Ainley, Marianne Gosztonyi. 2012. Creating Complicated Lives: Women and Science at English-Canadian Universities, 1880-1980. Montréal; Kingston: McGill-Queen’s University Press.
Intentions : «In this book, I write about the life and work of women scientists at English-Canadian universities.» (p. 6)
Questions/Hypothèses : «Why have Canadian women scientists been written out of the historical record? Who were they? What did they accomplish? What were their life paths?» (quatrième de couverture)
Échantillon/Matériau : L’auteure utilise des sources premières, notamment des correspondances de femmes scientifiques. De plus, pour la période plus contemporaine elle a interviewé des scientifiques.
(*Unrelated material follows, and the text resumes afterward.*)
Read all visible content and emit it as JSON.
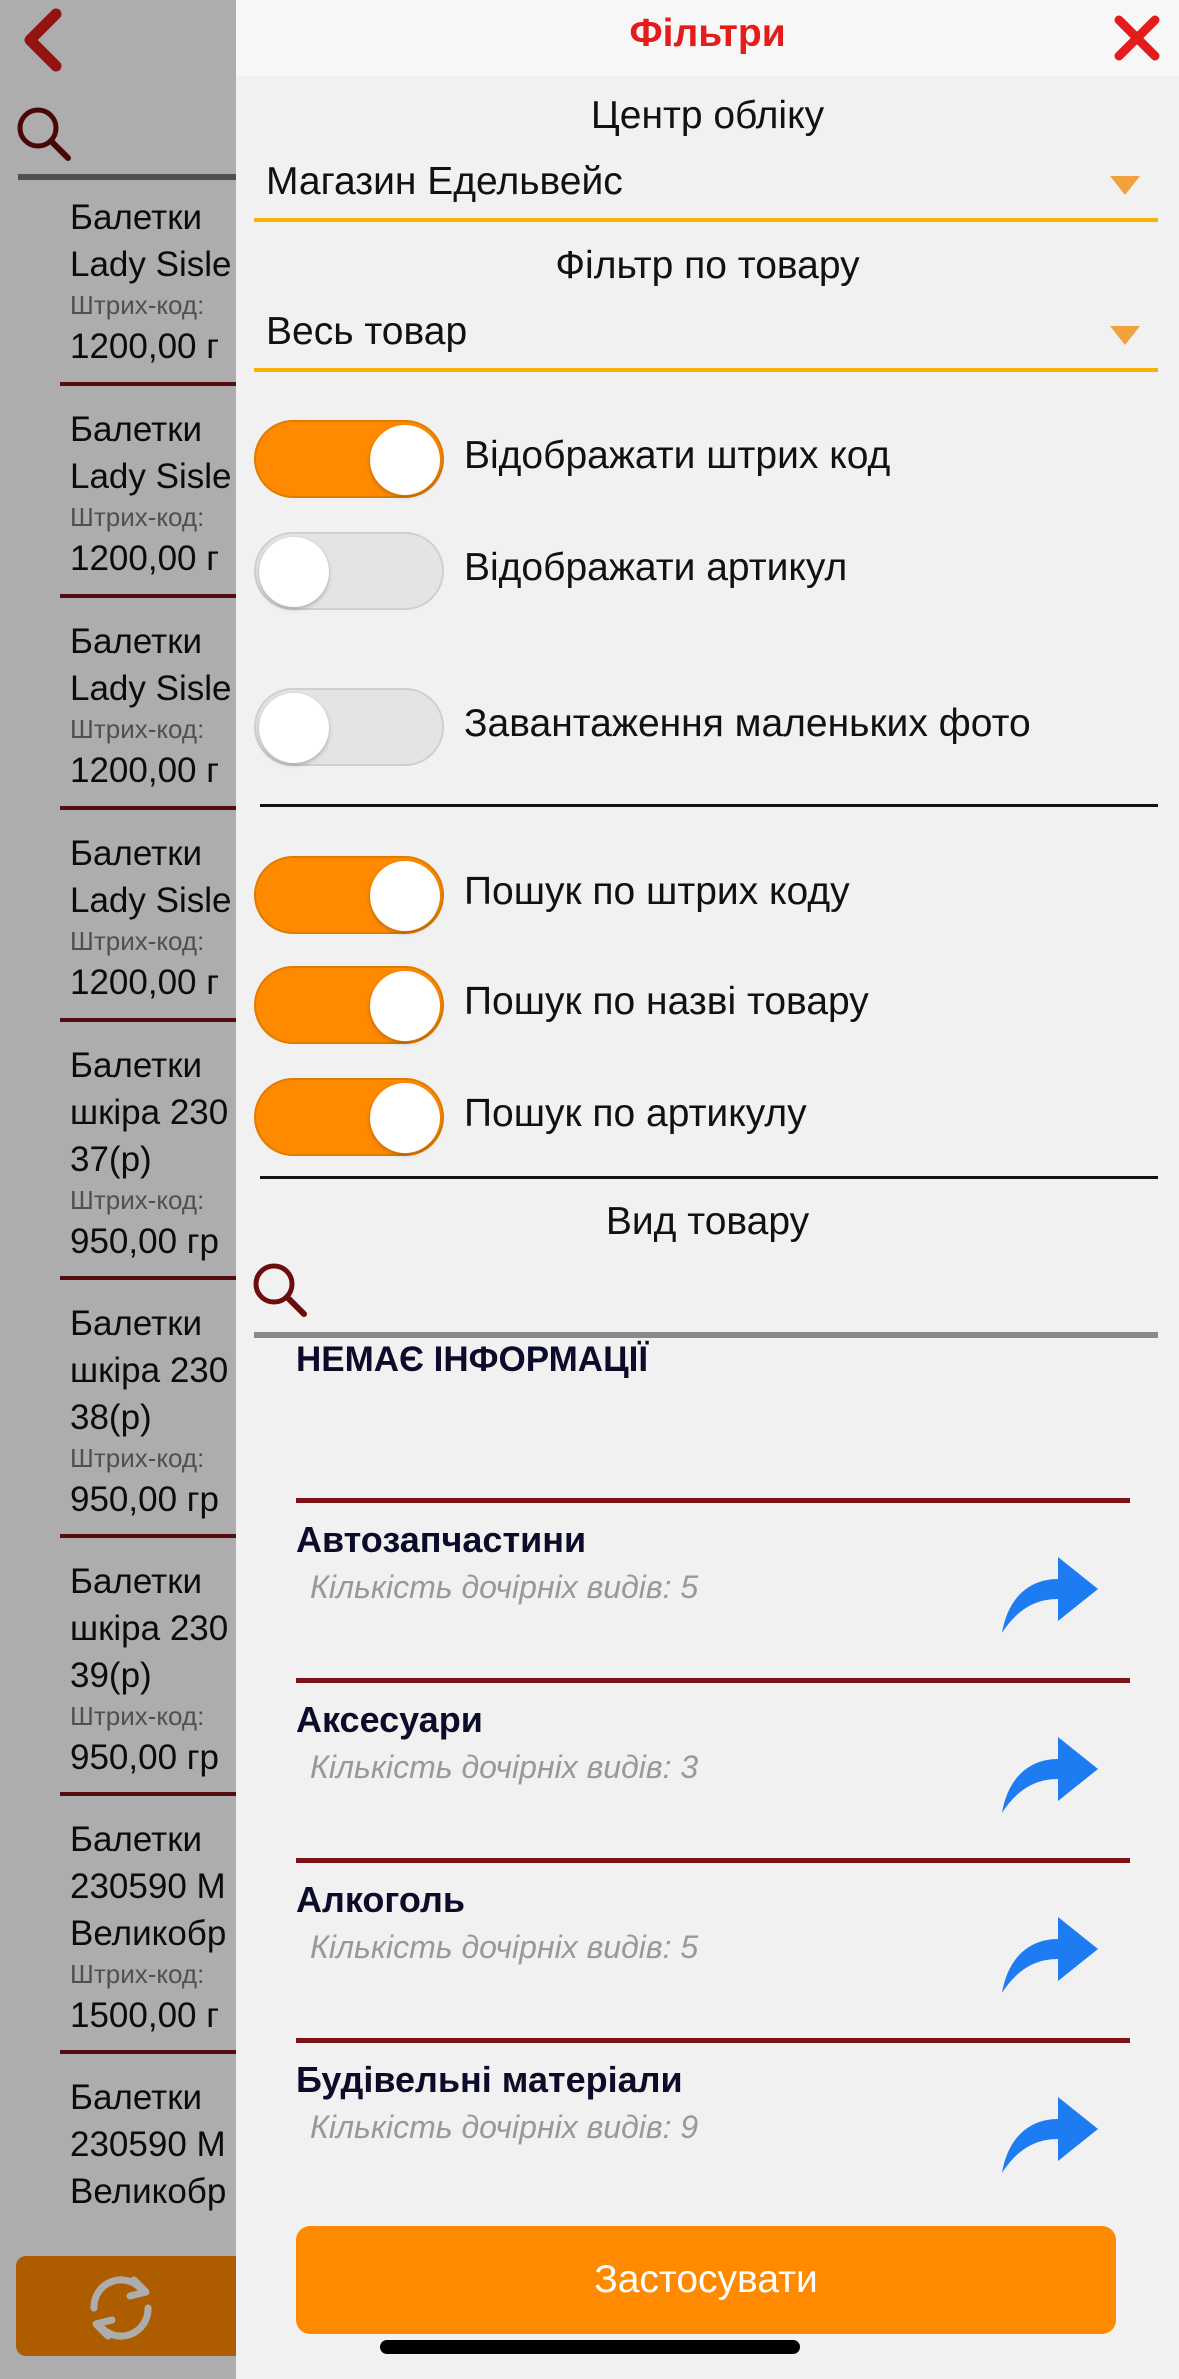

Ce livre traite notamment de femmes ayant travaillé aux universités McGill et Concordia.
Type de traitement des données : Analyse de contenu Réflexion critique
«Ainly argues that we must look at the lives of women scientists through a new historical lens that takes into account both the advances of science and concurrent trajectories, many women shifted field, coped with discrimination, and endeavored to find niches in which they could make significant contributions.» (quatrième de couverture) Cet ouvrage porte aussi sur la vie familiale et le travail des les femmes scientifiques entre 1920-1950 (chapitre 4) et après 1950 (chapitre 5). «[I]t is clear that women scientists who were mothers did not follow a single model of professional life. […] Some were able to hire help for their children, but many relied on family members and/or friends. The lack of social support networks resulted in some highly imaginative child-care arrangements within and outiside the household. Issues of motherhood and the professions surfaces in the new generation of academics beyong the time frame of this book. In the late twentieth and early twenty-first centuries, a younger generation rediscovered the problem and vented its frustration about motherhood [and] academic advancement.» (p. 162-163)